(Dataset rows for apps and sites)
※
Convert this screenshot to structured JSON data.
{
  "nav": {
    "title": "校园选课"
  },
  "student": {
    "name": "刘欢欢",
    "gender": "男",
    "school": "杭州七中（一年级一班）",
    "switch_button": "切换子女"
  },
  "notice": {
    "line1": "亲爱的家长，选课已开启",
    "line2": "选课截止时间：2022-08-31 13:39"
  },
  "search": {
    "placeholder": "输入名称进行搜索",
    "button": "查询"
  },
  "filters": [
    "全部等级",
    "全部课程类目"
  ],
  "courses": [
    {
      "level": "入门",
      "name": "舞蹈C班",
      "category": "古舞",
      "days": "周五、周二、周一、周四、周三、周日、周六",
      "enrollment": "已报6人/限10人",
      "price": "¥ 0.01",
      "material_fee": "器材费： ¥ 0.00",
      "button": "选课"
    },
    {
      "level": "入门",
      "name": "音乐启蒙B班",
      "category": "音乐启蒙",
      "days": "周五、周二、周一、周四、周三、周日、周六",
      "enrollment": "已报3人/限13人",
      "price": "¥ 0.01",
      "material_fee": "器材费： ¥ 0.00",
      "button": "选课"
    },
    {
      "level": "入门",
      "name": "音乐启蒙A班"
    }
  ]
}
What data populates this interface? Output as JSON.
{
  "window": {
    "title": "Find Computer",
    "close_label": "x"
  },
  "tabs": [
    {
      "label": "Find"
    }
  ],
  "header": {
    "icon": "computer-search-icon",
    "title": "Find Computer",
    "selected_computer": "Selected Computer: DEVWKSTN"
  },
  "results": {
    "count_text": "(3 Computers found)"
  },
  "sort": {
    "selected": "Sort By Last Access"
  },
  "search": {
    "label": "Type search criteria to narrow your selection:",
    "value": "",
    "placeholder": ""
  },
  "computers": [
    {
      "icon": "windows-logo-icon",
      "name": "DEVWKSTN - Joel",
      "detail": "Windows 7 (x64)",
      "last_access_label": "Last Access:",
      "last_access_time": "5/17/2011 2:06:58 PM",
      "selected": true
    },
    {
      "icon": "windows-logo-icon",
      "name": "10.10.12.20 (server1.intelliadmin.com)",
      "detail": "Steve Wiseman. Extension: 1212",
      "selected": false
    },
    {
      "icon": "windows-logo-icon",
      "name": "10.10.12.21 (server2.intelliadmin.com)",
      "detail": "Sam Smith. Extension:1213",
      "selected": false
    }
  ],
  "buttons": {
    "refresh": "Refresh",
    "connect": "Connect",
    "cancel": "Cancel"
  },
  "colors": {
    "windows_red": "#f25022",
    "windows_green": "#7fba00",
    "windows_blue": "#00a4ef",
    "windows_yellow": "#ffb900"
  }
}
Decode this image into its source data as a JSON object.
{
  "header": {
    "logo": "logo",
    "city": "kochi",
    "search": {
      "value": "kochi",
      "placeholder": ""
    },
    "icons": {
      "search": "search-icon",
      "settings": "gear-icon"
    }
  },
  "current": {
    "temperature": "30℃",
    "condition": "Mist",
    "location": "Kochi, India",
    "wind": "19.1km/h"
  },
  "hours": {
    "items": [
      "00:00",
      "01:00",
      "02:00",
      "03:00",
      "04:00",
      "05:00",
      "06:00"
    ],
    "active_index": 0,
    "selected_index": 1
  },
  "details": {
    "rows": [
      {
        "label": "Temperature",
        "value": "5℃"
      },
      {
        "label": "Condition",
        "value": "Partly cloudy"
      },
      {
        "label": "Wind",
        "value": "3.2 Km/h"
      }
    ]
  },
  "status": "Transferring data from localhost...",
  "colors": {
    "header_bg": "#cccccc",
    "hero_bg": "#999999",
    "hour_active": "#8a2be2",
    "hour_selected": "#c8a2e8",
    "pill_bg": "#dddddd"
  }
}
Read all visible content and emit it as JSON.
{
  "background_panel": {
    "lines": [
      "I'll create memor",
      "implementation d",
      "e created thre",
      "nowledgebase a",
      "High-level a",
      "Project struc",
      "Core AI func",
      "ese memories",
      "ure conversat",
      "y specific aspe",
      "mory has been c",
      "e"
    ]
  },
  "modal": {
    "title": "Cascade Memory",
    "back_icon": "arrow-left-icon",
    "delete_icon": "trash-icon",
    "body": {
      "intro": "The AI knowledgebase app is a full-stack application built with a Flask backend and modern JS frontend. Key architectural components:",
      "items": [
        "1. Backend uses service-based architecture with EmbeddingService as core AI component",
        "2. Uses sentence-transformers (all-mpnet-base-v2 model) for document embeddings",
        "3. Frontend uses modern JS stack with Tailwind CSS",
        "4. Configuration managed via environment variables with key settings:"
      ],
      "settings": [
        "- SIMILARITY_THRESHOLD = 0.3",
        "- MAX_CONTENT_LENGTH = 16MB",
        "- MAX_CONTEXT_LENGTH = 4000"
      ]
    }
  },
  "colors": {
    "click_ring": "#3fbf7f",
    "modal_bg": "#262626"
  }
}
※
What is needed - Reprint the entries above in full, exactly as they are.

Answer for the task -
Convert this screenshot to structured JSON data.
{
  "nav": {
    "title": "校园选课"
  },
  "student": {
    "name": "刘欢欢",
    "gender": "男",
    "school": "杭州七中（一年级一班）",
    "switch_button": "切换子女"
  },
  "notice": {
    "line1": "亲爱的家长，选课已开启",
    "line2": "选课截止时间：2022-08-31 13:39"
  },
  "search": {
    "placeholder": "输入名称进行搜索",
    "button": "查询"
  },
  "filters": [
    "全部等级",
    "全部课程类目"
  ],
  "courses": [
    {
      "level": "入门",
      "name": "舞蹈C班",
      "category": "古舞",
      "days": "周五、周二、周一、周四、周三、周日、周六",
      "enrollment": "已报6人/限10人",
      "price": "¥ 0.01",
      "material_fee": "器材费： ¥ 0.00",
      "button": "选课"
    },
    {
      "level": "入门",
      "name": "音乐启蒙B班",
      "category": "音乐启蒙",
      "days": "周五、周二、周一、周四、周三、周日、周六",
      "enrollment": "已报3人/限13人",
      "price": "¥ 0.01",
      "material_fee": "器材费： ¥ 0.00",
      "button": "选课"
    },
    {
      "level": "入门",
      "name": "音乐启蒙A班"
    }
  ]
}
What data populates this interface? Output as JSON.
{
  "window": {
    "title": "Find Computer",
    "close_label": "x"
  },
  "tabs": [
    {
      "label": "Find"
    }
  ],
  "header": {
    "icon": "computer-search-icon",
    "title": "Find Computer",
    "selected_computer": "Selected Computer: DEVWKSTN"
  },
  "results": {
    "count_text": "(3 Computers found)"
  },
  "sort": {
    "selected": "Sort By Last Access"
  },
  "search": {
    "label": "Type search criteria to narrow your selection:",
    "value": "",
    "placeholder": ""
  },
  "computers": [
    {
      "icon": "windows-logo-icon",
      "name": "DEVWKSTN - Joel",
      "detail": "Windows 7 (x64)",
      "last_access_label": "Last Access:",
      "last_access_time": "5/17/2011 2:06:58 PM",
      "selected": true
    },
    {
      "icon": "windows-logo-icon",
      "name": "10.10.12.20 (server1.intelliadmin.com)",
      "detail": "Steve Wiseman. Extension: 1212",
      "selected": false
    },
    {
      "icon": "windows-logo-icon",
      "name": "10.10.12.21 (server2.intelliadmin.com)",
      "detail": "Sam Smith. Extension:1213",
      "selected": false
    }
  ],
  "buttons": {
    "refresh": "Refresh",
    "connect": "Connect",
    "cancel": "Cancel"
  },
  "colors": {
    "windows_red": "#f25022",
    "windows_green": "#7fba00",
    "windows_blue": "#00a4ef",
    "windows_yellow": "#ffb900"
  }
}
Decode this image into its source data as a JSON object.
{
  "header": {
    "logo": "logo",
    "city": "kochi",
    "search": {
      "value": "kochi",
      "placeholder": ""
    },
    "icons": {
      "search": "search-icon",
      "settings": "gear-icon"
    }
  },
  "current": {
    "temperature": "30℃",
    "condition": "Mist",
    "location": "Kochi, India",
    "wind": "19.1km/h"
  },
  "hours": {
    "items": [
      "00:00",
      "01:00",
      "02:00",
      "03:00",
      "04:00",
      "05:00",
      "06:00"
    ],
    "active_index": 0,
    "selected_index": 1
  },
  "details": {
    "rows": [
      {
        "label": "Temperature",
        "value": "5℃"
      },
      {
        "label": "Condition",
        "value": "Partly cloudy"
      },
      {
        "label": "Wind",
        "value": "3.2 Km/h"
      }
    ]
  },
  "status": "Transferring data from localhost...",
  "colors": {
    "header_bg": "#cccccc",
    "hero_bg": "#999999",
    "hour_active": "#8a2be2",
    "hour_selected": "#c8a2e8",
    "pill_bg": "#dddddd"
  }
}
Read all visible content and emit it as JSON.
{
  "background_panel": {
    "lines": [
      "I'll create memor",
      "implementation d",
      "e created thre",
      "nowledgebase a",
      "High-level a",
      "Project struc",
      "Core AI func",
      "ese memories",
      "ure conversat",
      "y specific aspe",
      "mory has been c",
      "e"
    ]
  },
  "modal": {
    "title": "Cascade Memory",
    "back_icon": "arrow-left-icon",
    "delete_icon": "trash-icon",
    "body": {
      "intro": "The AI knowledgebase app is a full-stack application built with a Flask backend and modern JS frontend. Key architectural components:",
      "items": [
        "1. Backend uses service-based architecture with EmbeddingService as core AI component",
        "2. Uses sentence-transformers (all-mpnet-base-v2 model) for document embeddings",
        "3. Frontend uses modern JS stack with Tailwind CSS",
        "4. Configuration managed via environment variables with key settings:"
      ],
      "settings": [
        "- SIMILARITY_THRESHOLD = 0.3",
        "- MAX_CONTENT_LENGTH = 16MB",
        "- MAX_CONTEXT_LENGTH = 4000"
      ]
    }
  },
  "colors": {
    "click_ring": "#3fbf7f",
    "modal_bg": "#262626"
  }
}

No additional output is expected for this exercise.